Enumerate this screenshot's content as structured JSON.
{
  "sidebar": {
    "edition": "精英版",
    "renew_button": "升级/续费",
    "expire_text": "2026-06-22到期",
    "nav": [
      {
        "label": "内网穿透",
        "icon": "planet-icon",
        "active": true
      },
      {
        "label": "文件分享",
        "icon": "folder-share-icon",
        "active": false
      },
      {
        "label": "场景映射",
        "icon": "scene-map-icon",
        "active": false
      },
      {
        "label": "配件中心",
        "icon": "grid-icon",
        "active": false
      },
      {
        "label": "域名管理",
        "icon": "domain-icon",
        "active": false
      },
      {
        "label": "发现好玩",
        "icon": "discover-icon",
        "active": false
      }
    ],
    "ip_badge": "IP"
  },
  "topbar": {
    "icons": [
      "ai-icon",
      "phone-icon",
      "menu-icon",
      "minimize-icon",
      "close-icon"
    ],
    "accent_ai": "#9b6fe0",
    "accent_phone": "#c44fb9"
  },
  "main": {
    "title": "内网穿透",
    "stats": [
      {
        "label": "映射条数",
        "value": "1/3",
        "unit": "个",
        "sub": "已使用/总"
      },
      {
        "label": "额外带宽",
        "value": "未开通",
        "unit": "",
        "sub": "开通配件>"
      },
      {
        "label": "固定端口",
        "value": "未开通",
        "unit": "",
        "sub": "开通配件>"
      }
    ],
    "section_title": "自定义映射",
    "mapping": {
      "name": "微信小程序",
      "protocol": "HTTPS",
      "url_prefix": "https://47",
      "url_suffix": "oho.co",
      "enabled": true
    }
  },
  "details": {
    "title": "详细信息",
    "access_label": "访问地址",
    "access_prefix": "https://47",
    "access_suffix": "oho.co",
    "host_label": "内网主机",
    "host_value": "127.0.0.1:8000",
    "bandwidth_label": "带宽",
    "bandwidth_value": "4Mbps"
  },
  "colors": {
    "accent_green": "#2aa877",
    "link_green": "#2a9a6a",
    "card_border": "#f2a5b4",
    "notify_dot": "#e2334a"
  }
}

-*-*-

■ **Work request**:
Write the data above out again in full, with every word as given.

■ **Exercise answer**:
Enumerate this screenshot's content as structured JSON.
{
  "sidebar": {
    "edition": "精英版",
    "renew_button": "升级/续费",
    "expire_text": "2026-06-22到期",
    "nav": [
      {
        "label": "内网穿透",
        "icon": "planet-icon",
        "active": true
      },
      {
        "label": "文件分享",
        "icon": "folder-share-icon",
        "active": false
      },
      {
        "label": "场景映射",
        "icon": "scene-map-icon",
        "active": false
      },
      {
        "label": "配件中心",
        "icon": "grid-icon",
        "active": false
      },
      {
        "label": "域名管理",
        "icon": "domain-icon",
        "active": false
      },
      {
        "label": "发现好玩",
        "icon": "discover-icon",
        "active": false
      }
    ],
    "ip_badge": "IP"
  },
  "topbar": {
    "icons": [
      "ai-icon",
      "phone-icon",
      "menu-icon",
      "minimize-icon",
      "close-icon"
    ],
    "accent_ai": "#9b6fe0",
    "accent_phone": "#c44fb9"
  },
  "main": {
    "title": "内网穿透",
    "stats": [
      {
        "label": "映射条数",
        "value": "1/3",
        "unit": "个",
        "sub": "已使用/总"
      },
      {
        "label": "额外带宽",
        "value": "未开通",
        "unit": "",
        "sub": "开通配件>"
      },
      {
        "label": "固定端口",
        "value": "未开通",
        "unit": "",
        "sub": "开通配件>"
      }
    ],
    "section_title": "自定义映射",
    "mapping": {
      "name": "微信小程序",
      "protocol": "HTTPS",
      "url_prefix": "https://47",
      "url_suffix": "oho.co",
      "enabled": true
    }
  },
  "details": {
    "title": "详细信息",
    "access_label": "访问地址",
    "access_prefix": "https://47",
    "access_suffix": "oho.co",
    "host_label": "内网主机",
    "host_value": "127.0.0.1:8000",
    "bandwidth_label": "带宽",
    "bandwidth_value": "4Mbps"
  },
  "colors": {
    "accent_green": "#2aa877",
    "link_green": "#2a9a6a",
    "card_border": "#f2a5b4",
    "notify_dot": "#e2334a"
  }
}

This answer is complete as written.